====== Data to process ======

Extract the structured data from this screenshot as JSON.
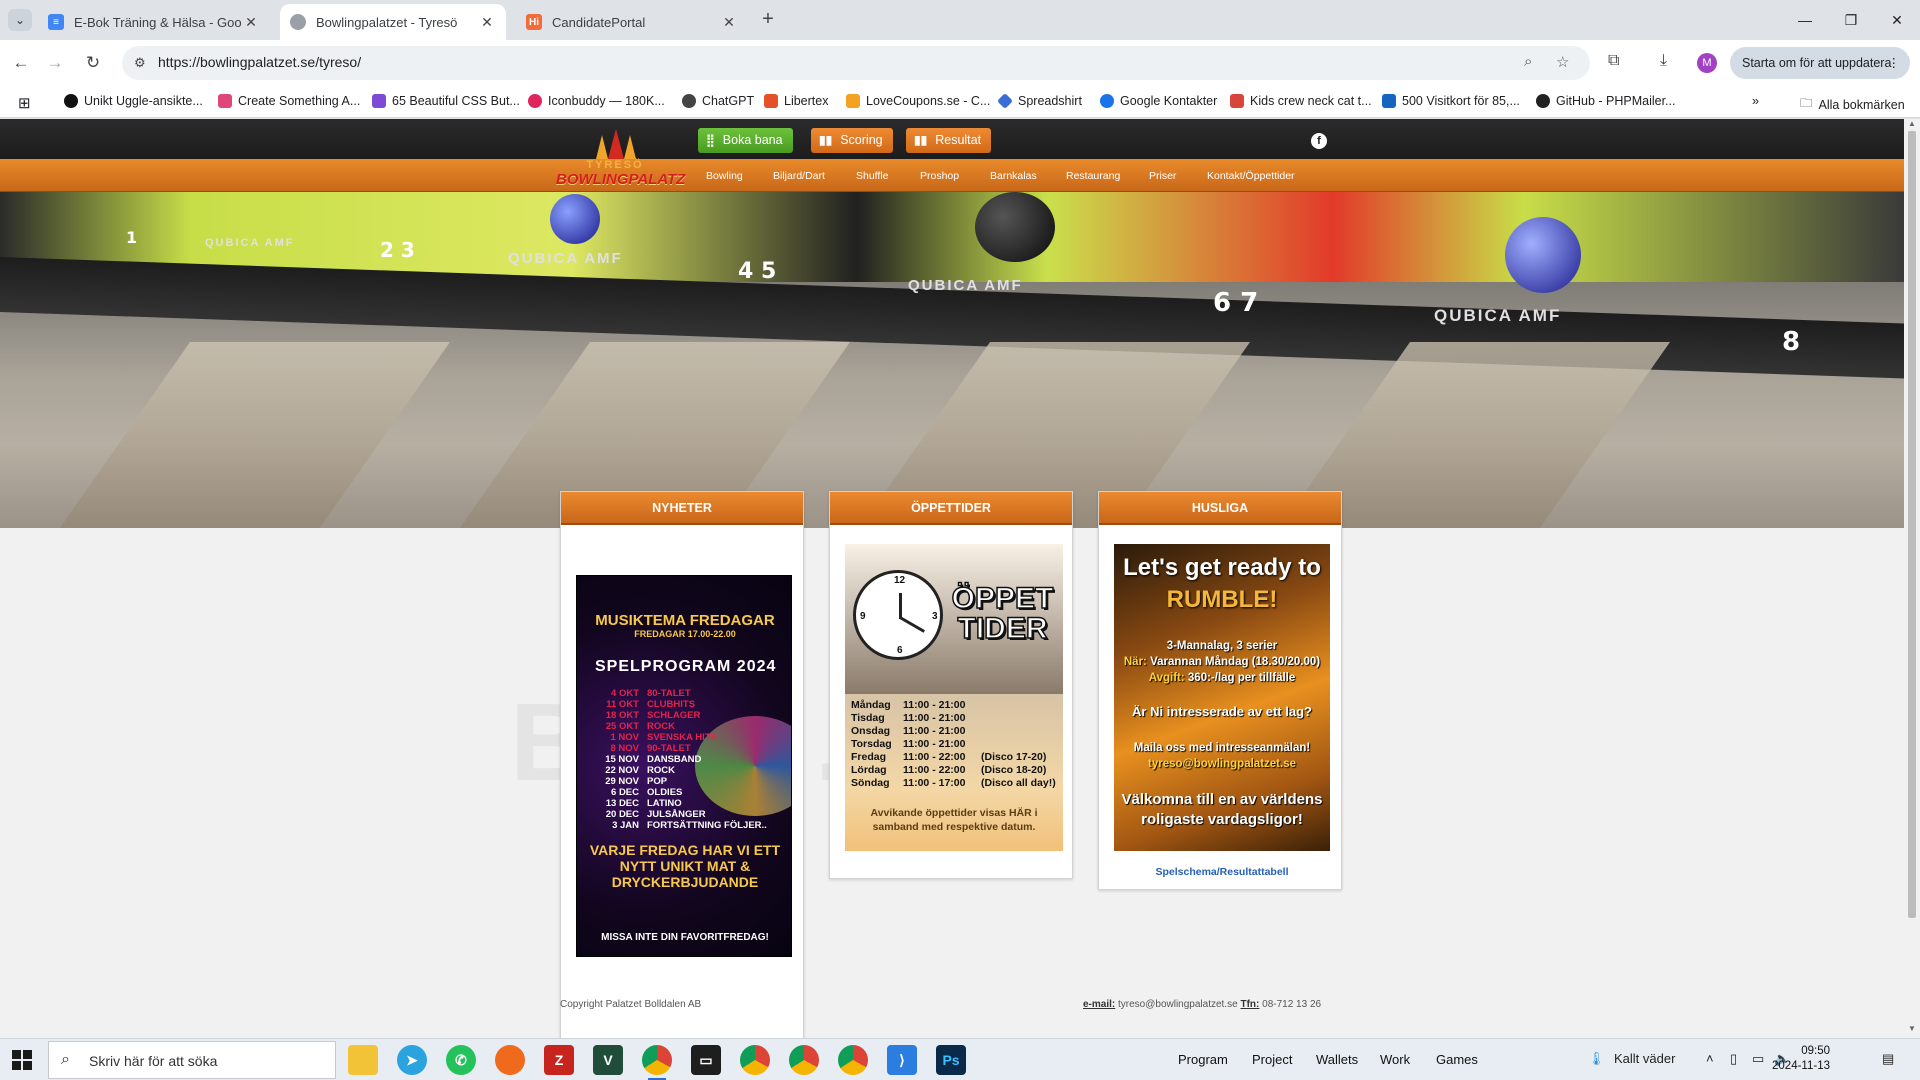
{
  "browser": {
    "tabs": [
      {
        "title": "E-Bok Träning & Hälsa - Google",
        "active": false,
        "fav_color": "#4285f4"
      },
      {
        "title": "Bowlingpalatzet - Tyresö",
        "active": true,
        "fav_color": "#9aa0a6"
      },
      {
        "title": "CandidatePortal",
        "active": false,
        "fav_color": "#f26b3a"
      }
    ],
    "url": "https://bowlingpalatzet.se/tyreso/",
    "update_label": "Starta om för att uppdatera",
    "profile_initial": "M",
    "bookmarks": [
      "Unikt Uggle-ansikte...",
      "Create Something A...",
      "65 Beautiful CSS But...",
      "Iconbuddy — 180K...",
      "ChatGPT",
      "Libertex",
      "LoveCoupons.se - C...",
      "Spreadshirt",
      "Google Kontakter",
      "Kids crew neck cat t...",
      "500 Visitkort för 85,...",
      "GitHub - PHPMailer..."
    ],
    "all_bookmarks_label": "Alla bokmärken"
  },
  "site": {
    "top_buttons": {
      "book": "Boka bana",
      "scoring": "Scoring",
      "results": "Resultat"
    },
    "logo_line1": "TYRESÖ",
    "logo_line2": "BOWLINGPALATZ",
    "nav": [
      "Bowling",
      "Biljard/Dart",
      "Shuffle",
      "Proshop",
      "Barnkalas",
      "Restaurang",
      "Priser",
      "Kontakt/Öppettider"
    ],
    "hero": {
      "lane_numbers": [
        "1",
        "2 3",
        "4 5",
        "6 7",
        "8"
      ],
      "brand": "QUBICA AMF"
    },
    "boxes": {
      "news": {
        "title": "NYHETER",
        "poster": {
          "title": "MUSIKTEMA FREDAGAR",
          "subtitle": "FREDAGAR 17.00-22.00",
          "program": "SPELPROGRAM 2024",
          "rows": [
            {
              "date": "4 OKT",
              "theme": "80-TALET",
              "past": true
            },
            {
              "date": "11 OKT",
              "theme": "CLUBHITS",
              "past": true
            },
            {
              "date": "18 OKT",
              "theme": "SCHLAGER",
              "past": true
            },
            {
              "date": "25 OKT",
              "theme": "ROCK",
              "past": true
            },
            {
              "date": "1 NOV",
              "theme": "SVENSKA HITS",
              "past": true
            },
            {
              "date": "8 NOV",
              "theme": "90-TALET",
              "past": true
            },
            {
              "date": "15 NOV",
              "theme": "DANSBAND",
              "past": false
            },
            {
              "date": "22 NOV",
              "theme": "ROCK",
              "past": false
            },
            {
              "date": "29 NOV",
              "theme": "POP",
              "past": false
            },
            {
              "date": "6 DEC",
              "theme": "OLDIES",
              "past": false
            },
            {
              "date": "13 DEC",
              "theme": "LATINO",
              "past": false
            },
            {
              "date": "20 DEC",
              "theme": "JULSÅNGER",
              "past": false
            },
            {
              "date": "3 JAN",
              "theme": "FORTSÄTTNING FÖLJER..",
              "past": false
            }
          ],
          "footer1": "VARJE FREDAG HAR VI ETT NYTT UNIKT MAT & DRYCKERBJUDANDE",
          "footer2": "MISSA INTE DIN FAVORITFREDAG!"
        }
      },
      "hours": {
        "title": "ÖPPETTIDER",
        "poster": {
          "title_line1": "ÖPPET",
          "title_line2": "TIDER",
          "rows": [
            {
              "day": "Måndag",
              "time": "11:00 - 21:00",
              "note": ""
            },
            {
              "day": "Tisdag",
              "time": "11:00 - 21:00",
              "note": ""
            },
            {
              "day": "Onsdag",
              "time": "11:00 - 21:00",
              "note": ""
            },
            {
              "day": "Torsdag",
              "time": "11:00 - 21:00",
              "note": ""
            },
            {
              "day": "Fredag",
              "time": "11:00 - 22:00",
              "note": "(Disco 17-20)"
            },
            {
              "day": "Lördag",
              "time": "11:00 - 22:00",
              "note": "(Disco 18-20)"
            },
            {
              "day": "Söndag",
              "time": "11:00 - 17:00",
              "note": "(Disco all day!)"
            }
          ],
          "note": "Avvikande öppettider visas HÄR i samband med respektive datum."
        }
      },
      "league": {
        "title": "HUSLIGA",
        "poster": {
          "line1": "Let's get ready to",
          "line2": "RUMBLE!",
          "format": "3-Mannalag, 3 serier",
          "when_label": "När:",
          "when": "Varannan Måndag (18.30/20.00)",
          "fee_label": "Avgift:",
          "fee": "360:-/lag per tillfälle",
          "question": "Är Ni intresserade av ett lag?",
          "mail_prompt": "Maila oss med intresseanmälan!",
          "email": "tyreso@bowlingpalatzet.se",
          "welcome": "Välkomna till en av världens roligaste vardagsligor!"
        },
        "link": "Spelschema/Resultattabell"
      }
    },
    "footer": {
      "copyright": "Copyright Palatzet Bolldalen AB",
      "email_label": "e-mail:",
      "email": "tyreso@bowlingpalatzet.se",
      "phone_label": "Tfn:",
      "phone": "08-712 13 26"
    }
  },
  "taskbar": {
    "search_placeholder": "Skriv här för att söka",
    "groups": [
      "Program",
      "Project",
      "Wallets",
      "Work",
      "Games"
    ],
    "weather": "Kallt väder",
    "time": "09:50",
    "date": "2024-11-13"
  }
}
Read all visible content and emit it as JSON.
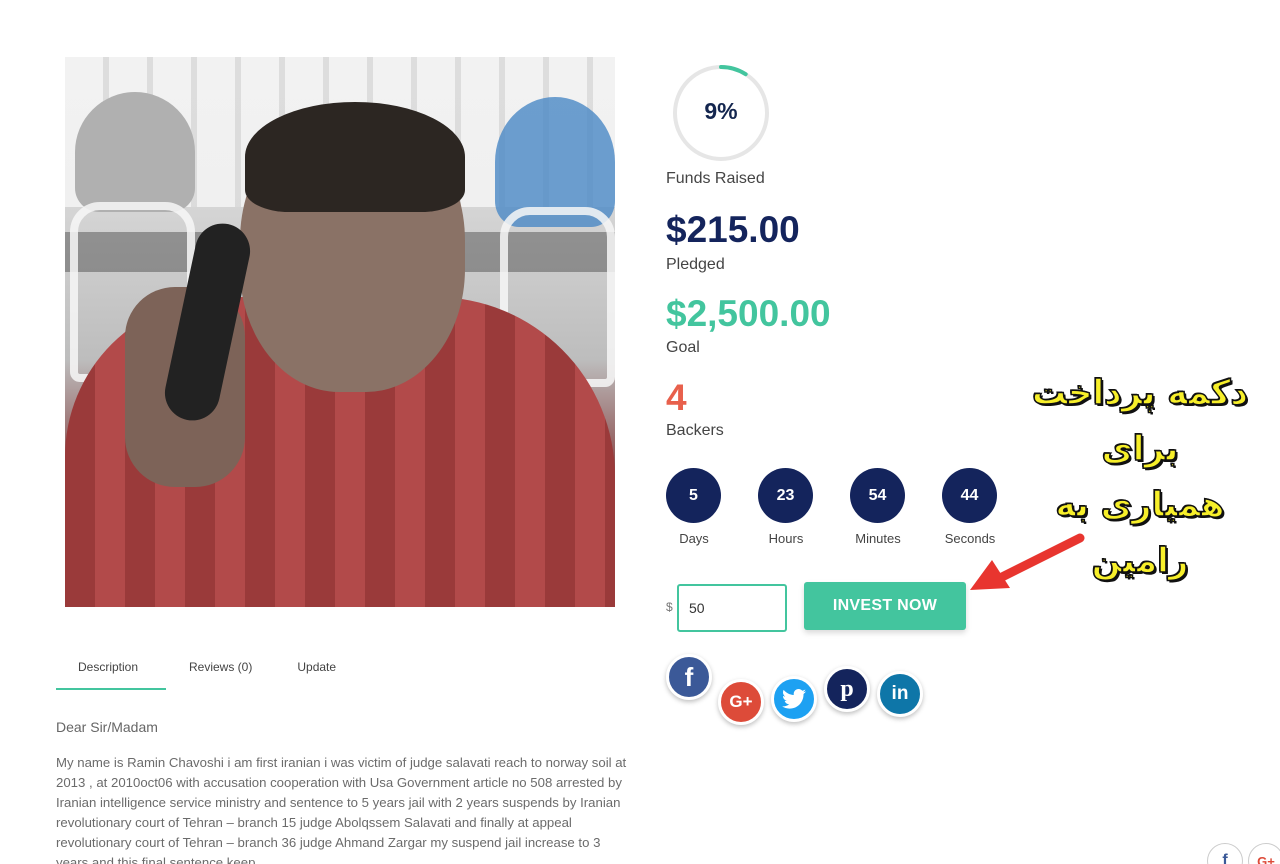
{
  "campaign": {
    "progress_percent": 9,
    "progress_label": "9%",
    "funds_label": "Funds Raised",
    "pledged_value": "$215.00",
    "pledged_label": "Pledged",
    "goal_value": "$2,500.00",
    "goal_label": "Goal",
    "backers_value": "4",
    "backers_label": "Backers"
  },
  "countdown": [
    {
      "value": "5",
      "unit": "Days"
    },
    {
      "value": "23",
      "unit": "Hours"
    },
    {
      "value": "54",
      "unit": "Minutes"
    },
    {
      "value": "44",
      "unit": "Seconds"
    }
  ],
  "invest": {
    "currency_symbol": "$",
    "amount_value": "50",
    "button_label": "INVEST NOW"
  },
  "social": {
    "facebook": "f",
    "google_plus": "G+",
    "twitter": "twitter-icon",
    "pinterest": "p",
    "linkedin": "in"
  },
  "tabs": [
    {
      "label": "Description",
      "active": true
    },
    {
      "label": "Reviews (0)",
      "active": false
    },
    {
      "label": "Update",
      "active": false
    }
  ],
  "description": {
    "greeting": "Dear Sir/Madam",
    "body": "My name is Ramin Chavoshi i am first iranian i was victim of judge salavati reach to norway soil at 2013 ,  at 2010oct06 with accusation cooperation with Usa Government article no 508 arrested by Iranian intelligence service ministry and sentence to 5 years jail with 2 years suspends by Iranian revolutionary court of Tehran – branch 15 judge Abolqssem Salavati and finally at appeal revolutionary court of Tehran – branch 36 judge Ahmand Zargar my suspend jail increase to 3 years and this final sentence keep"
  },
  "annotation": {
    "line1": "دکمه پرداخت",
    "line2": "برای",
    "line3": "همیاری به",
    "line4": "رامین"
  },
  "corner": {
    "fb": "f",
    "gplus": "G+"
  },
  "colors": {
    "navy": "#14245c",
    "accent_green": "#43c59e",
    "backers_red": "#e8604c",
    "annotation_yellow": "#f7ef2a"
  }
}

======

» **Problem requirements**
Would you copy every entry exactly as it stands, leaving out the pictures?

» **Response**
Extract the structured data from this screenshot as JSON.
{
  "browser": {
    "tabs": [
      {
        "title": "E-Bok Träning & Hälsa - Google",
        "active": false,
        "fav_color": "#4285f4"
      },
      {
        "title": "Bowlingpalatzet - Tyresö",
        "active": true,
        "fav_color": "#9aa0a6"
      },
      {
        "title": "CandidatePortal",
        "active": false,
        "fav_color": "#f26b3a"
      }
    ],
    "url": "https://bowlingpalatzet.se/tyreso/",
    "update_label": "Starta om för att uppdatera",
    "profile_initial": "M",
    "bookmarks": [
      "Unikt Uggle-ansikte...",
      "Create Something A...",
      "65 Beautiful CSS But...",
      "Iconbuddy — 180K...",
      "ChatGPT",
      "Libertex",
      "LoveCoupons.se - C...",
      "Spreadshirt",
      "Google Kontakter",
      "Kids crew neck cat t...",
      "500 Visitkort för 85,...",
      "GitHub - PHPMailer..."
    ],
    "all_bookmarks_label": "Alla bokmärken"
  },
  "site": {
    "top_buttons": {
      "book": "Boka bana",
      "scoring": "Scoring",
      "results": "Resultat"
    },
    "logo_line1": "TYRESÖ",
    "logo_line2": "BOWLINGPALATZ",
    "nav": [
      "Bowling",
      "Biljard/Dart",
      "Shuffle",
      "Proshop",
      "Barnkalas",
      "Restaurang",
      "Priser",
      "Kontakt/Öppettider"
    ],
    "hero": {
      "lane_numbers": [
        "1",
        "2 3",
        "4 5",
        "6 7",
        "8"
      ],
      "brand": "QUBICA AMF"
    },
    "boxes": {
      "news": {
        "title": "NYHETER",
        "poster": {
          "title": "MUSIKTEMA FREDAGAR",
          "subtitle": "FREDAGAR 17.00-22.00",
          "program": "SPELPROGRAM 2024",
          "rows": [
            {
              "date": "4 OKT",
              "theme": "80-TALET",
              "past": true
            },
            {
              "date": "11 OKT",
              "theme": "CLUBHITS",
              "past": true
            },
            {
              "date": "18 OKT",
              "theme": "SCHLAGER",
              "past": true
            },
            {
              "date": "25 OKT",
              "theme": "ROCK",
              "past": true
            },
            {
              "date": "1 NOV",
              "theme": "SVENSKA HITS",
              "past": true
            },
            {
              "date": "8 NOV",
              "theme": "90-TALET",
              "past": true
            },
            {
              "date": "15 NOV",
              "theme": "DANSBAND",
              "past": false
            },
            {
              "date": "22 NOV",
              "theme": "ROCK",
              "past": false
            },
            {
              "date": "29 NOV",
              "theme": "POP",
              "past": false
            },
            {
              "date": "6 DEC",
              "theme": "OLDIES",
              "past": false
            },
            {
              "date": "13 DEC",
              "theme": "LATINO",
              "past": false
            },
            {
              "date": "20 DEC",
              "theme": "JULSÅNGER",
              "past": false
            },
            {
              "date": "3 JAN",
              "theme": "FORTSÄTTNING FÖLJER..",
              "past": false
            }
          ],
          "footer1": "VARJE FREDAG HAR VI ETT NYTT UNIKT MAT & DRYCKERBJUDANDE",
          "footer2": "MISSA INTE DIN FAVORITFREDAG!"
        }
      },
      "hours": {
        "title": "ÖPPETTIDER",
        "poster": {
          "title_line1": "ÖPPET",
          "title_line2": "TIDER",
          "rows": [
            {
              "day": "Måndag",
              "time": "11:00 - 21:00",
              "note": ""
            },
            {
              "day": "Tisdag",
              "time": "11:00 - 21:00",
              "note": ""
            },
            {
              "day": "Onsdag",
              "time": "11:00 - 21:00",
              "note": ""
            },
            {
              "day": "Torsdag",
              "time": "11:00 - 21:00",
              "note": ""
            },
            {
              "day": "Fredag",
              "time": "11:00 - 22:00",
              "note": "(Disco 17-20)"
            },
            {
              "day": "Lördag",
              "time": "11:00 - 22:00",
              "note": "(Disco 18-20)"
            },
            {
              "day": "Söndag",
              "time": "11:00 - 17:00",
              "note": "(Disco all day!)"
            }
          ],
          "note": "Avvikande öppettider visas HÄR i samband med respektive datum."
        }
      },
      "league": {
        "title": "HUSLIGA",
        "poster": {
          "line1": "Let's get ready to",
          "line2": "RUMBLE!",
          "format": "3-Mannalag, 3 serier",
          "when_label": "När:",
          "when": "Varannan Måndag (18.30/20.00)",
          "fee_label": "Avgift:",
          "fee": "360:-/lag per tillfälle",
          "question": "Är Ni intresserade av ett lag?",
          "mail_prompt": "Maila oss med intresseanmälan!",
          "email": "tyreso@bowlingpalatzet.se",
          "welcome": "Välkomna till en av världens roligaste vardagsligor!"
        },
        "link": "Spelschema/Resultattabell"
      }
    },
    "footer": {
      "copyright": "Copyright Palatzet Bolldalen AB",
      "email_label": "e-mail:",
      "email": "tyreso@bowlingpalatzet.se",
      "phone_label": "Tfn:",
      "phone": "08-712 13 26"
    }
  },
  "taskbar": {
    "search_placeholder": "Skriv här för att söka",
    "groups": [
      "Program",
      "Project",
      "Wallets",
      "Work",
      "Games"
    ],
    "weather": "Kallt väder",
    "time": "09:50",
    "date": "2024-11-13"
  }
}
Read all visible content and emit it as JSON.
{
  "campaign": {
    "progress_percent": 9,
    "progress_label": "9%",
    "funds_label": "Funds Raised",
    "pledged_value": "$215.00",
    "pledged_label": "Pledged",
    "goal_value": "$2,500.00",
    "goal_label": "Goal",
    "backers_value": "4",
    "backers_label": "Backers"
  },
  "countdown": [
    {
      "value": "5",
      "unit": "Days"
    },
    {
      "value": "23",
      "unit": "Hours"
    },
    {
      "value": "54",
      "unit": "Minutes"
    },
    {
      "value": "44",
      "unit": "Seconds"
    }
  ],
  "invest": {
    "currency_symbol": "$",
    "amount_value": "50",
    "button_label": "INVEST NOW"
  },
  "social": {
    "facebook": "f",
    "google_plus": "G+",
    "twitter": "twitter-icon",
    "pinterest": "p",
    "linkedin": "in"
  },
  "tabs": [
    {
      "label": "Description",
      "active": true
    },
    {
      "label": "Reviews (0)",
      "active": false
    },
    {
      "label": "Update",
      "active": false
    }
  ],
  "description": {
    "greeting": "Dear Sir/Madam",
    "body": "My name is Ramin Chavoshi i am first iranian i was victim of judge salavati reach to norway soil at 2013 ,  at 2010oct06 with accusation cooperation with Usa Government article no 508 arrested by Iranian intelligence service ministry and sentence to 5 years jail with 2 years suspends by Iranian revolutionary court of Tehran – branch 15 judge Abolqssem Salavati and finally at appeal revolutionary court of Tehran – branch 36 judge Ahmand Zargar my suspend jail increase to 3 years and this final sentence keep"
  },
  "annotation": {
    "line1": "دکمه پرداخت",
    "line2": "برای",
    "line3": "همیاری به",
    "line4": "رامین"
  },
  "corner": {
    "fb": "f",
    "gplus": "G+"
  },
  "colors": {
    "navy": "#14245c",
    "accent_green": "#43c59e",
    "backers_red": "#e8604c",
    "annotation_yellow": "#f7ef2a"
  }
}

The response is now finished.